• PROBLEM TO WORK ON
Copy each line below holding "Information".

Source records
══════
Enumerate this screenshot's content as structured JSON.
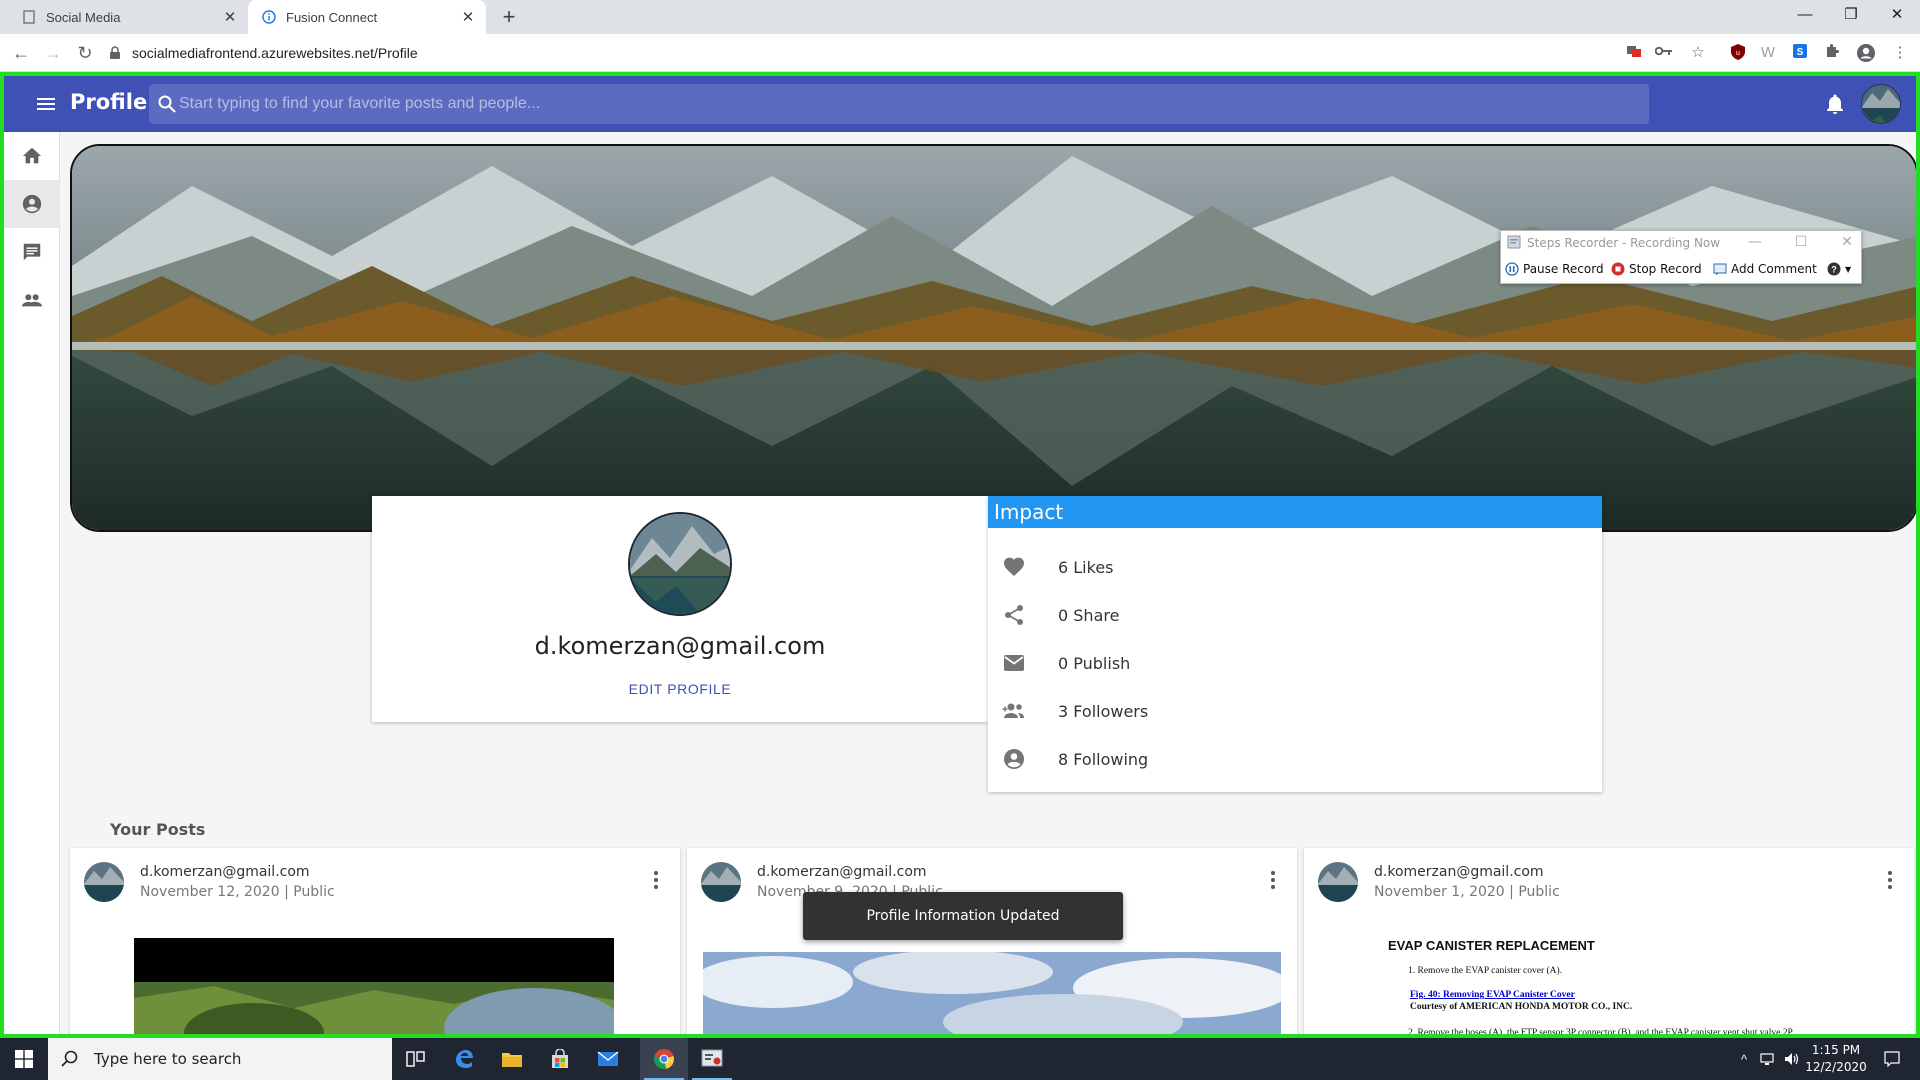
{
  "browser": {
    "tabs": [
      {
        "title": "Social Media",
        "active": false
      },
      {
        "title": "Fusion Connect",
        "active": true
      }
    ],
    "url": "socialmediafrontend.azurewebsites.net/Profile"
  },
  "appbar": {
    "title": "Profile",
    "search_placeholder": "Start typing to find your favorite posts and people..."
  },
  "sidebar": {
    "items": [
      {
        "icon": "home-icon",
        "selected": false
      },
      {
        "icon": "account-circle-icon",
        "selected": true
      },
      {
        "icon": "chat-icon",
        "selected": false
      },
      {
        "icon": "people-icon",
        "selected": false
      }
    ]
  },
  "profile": {
    "email": "d.komerzan@gmail.com",
    "edit_label": "EDIT PROFILE"
  },
  "impact": {
    "title": "Impact",
    "stats": [
      {
        "icon": "heart-icon",
        "label": "6 Likes"
      },
      {
        "icon": "share-icon",
        "label": "0 Share"
      },
      {
        "icon": "mail-icon",
        "label": "0 Publish"
      },
      {
        "icon": "followers-icon",
        "label": "3 Followers"
      },
      {
        "icon": "account-icon",
        "label": "8 Following"
      }
    ]
  },
  "posts": {
    "heading": "Your Posts",
    "items": [
      {
        "author": "d.komerzan@gmail.com",
        "meta": "November 12, 2020 | Public"
      },
      {
        "author": "d.komerzan@gmail.com",
        "meta": "November 9, 2020 | Public"
      },
      {
        "author": "d.komerzan@gmail.com",
        "meta": "November 1, 2020 | Public"
      }
    ],
    "doc": {
      "title": "EVAP CANISTER REPLACEMENT",
      "line1": "1.   Remove the EVAP canister cover (A).",
      "link": "Fig. 40: Removing EVAP Canister Cover",
      "courtesy": "Courtesy of AMERICAN HONDA MOTOR CO., INC.",
      "line2": "2.   Remove the hoses (A), the FTP sensor 3P connector (B), and the EVAP canister vent shut valve 2P"
    }
  },
  "toast": {
    "message": "Profile Information Updated"
  },
  "recorder": {
    "title": "Steps Recorder - Recording Now",
    "pause": "Pause Record",
    "stop": "Stop Record",
    "comment": "Add Comment"
  },
  "taskbar": {
    "search_placeholder": "Type here to search",
    "time": "1:15 PM",
    "date": "12/2/2020"
  },
  "colors": {
    "appbar": "#3f51b5",
    "impact_header": "#2196f3",
    "recorder_border": "#22dd22"
  }
}
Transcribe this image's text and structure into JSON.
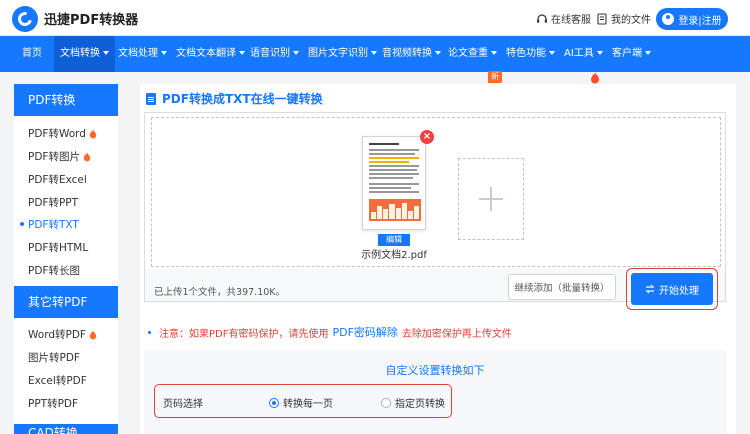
{
  "header": {
    "brand": "迅捷PDF转换器",
    "service_link": "在线客服",
    "files_link": "我的文件",
    "login_label": "登录|注册"
  },
  "nav": {
    "items": [
      {
        "label": "首页",
        "caret": false
      },
      {
        "label": "文档转换",
        "caret": true
      },
      {
        "label": "文档处理",
        "caret": true
      },
      {
        "label": "文档文本翻译",
        "caret": true
      },
      {
        "label": "语音识别",
        "caret": true
      },
      {
        "label": "图片文字识别",
        "caret": true
      },
      {
        "label": "音视频转换",
        "caret": true
      },
      {
        "label": "论文查重",
        "caret": true
      },
      {
        "label": "特色功能",
        "caret": true
      },
      {
        "label": "AI工具",
        "caret": true
      },
      {
        "label": "客户端",
        "caret": true
      }
    ],
    "new_badge": "新"
  },
  "sidebar": {
    "section1": "PDF转换",
    "items1": [
      "PDF转Word",
      "PDF转图片",
      "PDF转Excel",
      "PDF转PPT",
      "PDF转TXT",
      "PDF转HTML",
      "PDF转长图"
    ],
    "section2": "其它转PDF",
    "items2": [
      "Word转PDF",
      "图片转PDF",
      "Excel转PDF",
      "PPT转PDF"
    ],
    "section3": "CAD转换"
  },
  "main": {
    "title": "PDF转换成TXT在线一键转换",
    "file_name": "示例文档2.pdf",
    "edit_tag": "编辑",
    "upload_info": "已上传1个文件，共397.10K。",
    "continue_label": "继续添加（批量转换）",
    "start_label": "开始处理",
    "notice_prefix": "注意：如果PDF有密码保护，请先使用",
    "notice_link": "PDF密码解除",
    "notice_suffix": "去除加密保护再上传文件",
    "settings_title": "自定义设置转换如下",
    "page_select_label": "页码选择",
    "option_all": "转换每一页",
    "option_some": "指定页转换"
  },
  "colors": {
    "accent": "#1677ff",
    "danger": "#e0403a",
    "hot": "#ff6a2b"
  }
}
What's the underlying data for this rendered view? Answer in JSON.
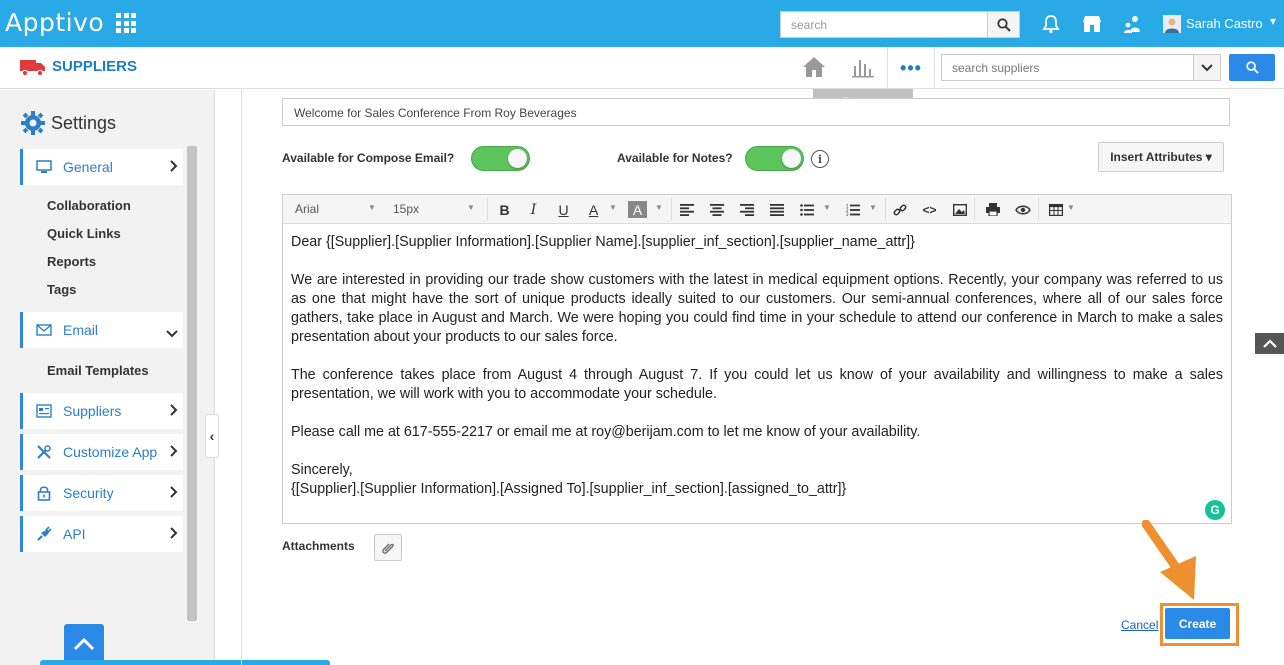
{
  "app": {
    "logo": "Apptivo",
    "search_placeholder": "search",
    "user_name": "Sarah Castro"
  },
  "module": {
    "title": "SUPPLIERS",
    "search_placeholder": "search suppliers",
    "reports_tooltip": "Reports"
  },
  "sidebar": {
    "heading": "Settings",
    "items": [
      {
        "label": "General",
        "icon": "monitor-icon"
      },
      {
        "label": "Email",
        "icon": "envelope-icon"
      },
      {
        "label": "Suppliers",
        "icon": "card-icon"
      },
      {
        "label": "Customize App",
        "icon": "tools-icon"
      },
      {
        "label": "Security",
        "icon": "lock-icon"
      },
      {
        "label": "API",
        "icon": "plug-icon"
      }
    ],
    "general_sub": [
      "Collaboration",
      "Quick Links",
      "Reports",
      "Tags"
    ],
    "email_sub": [
      "Email Templates"
    ]
  },
  "form": {
    "subject": "Welcome for Sales Conference From Roy Beverages",
    "compose_label": "Available for Compose Email?",
    "notes_label": "Available for Notes?",
    "compose_enabled": true,
    "notes_enabled": true,
    "insert_attributes": "Insert Attributes",
    "attachments_label": "Attachments",
    "cancel": "Cancel",
    "create": "Create"
  },
  "editor": {
    "font": "Arial",
    "size": "15px",
    "body": [
      "Dear {[Supplier].[Supplier Information].[Supplier Name].[supplier_inf_section].[supplier_name_attr]}",
      "We are interested in providing our trade show customers with the latest in medical equipment options. Recently, your company was referred to us as one that might have the sort of unique products ideally suited to our customers. Our semi-annual conferences, where all of our sales force gathers, take place in August and March. We were hoping you could find time in your schedule to attend our conference in March to make a sales presentation about your products to our sales force.",
      "The conference takes place from August 4 through August 7. If you could let us know of your availability and willingness to make a sales presentation, we will work with you to accommodate your schedule.",
      "Please call me at 617-555-2217 or email me at roy@berijam.com to let me know of your availability.",
      "Sincerely,",
      "{[Supplier].[Supplier Information].[Assigned To].[supplier_inf_section].[assigned_to_attr]}"
    ]
  },
  "colors": {
    "topbar": "#29a9e6",
    "accent": "#2b8ae8",
    "toggle_on": "#5cc45c",
    "highlight": "#ee9030"
  }
}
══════
• ANSWER BELOW
    "message": "Profile Information Updated"
      "Dear {[Supplier].[Supplier Information].[Supplier Name].[supplier_inf_section].[supplier_name_attr]}",
      "{[Supplier].[Supplier Information].[Assigned To].[supplier_inf_section].[assigned_to_attr]}"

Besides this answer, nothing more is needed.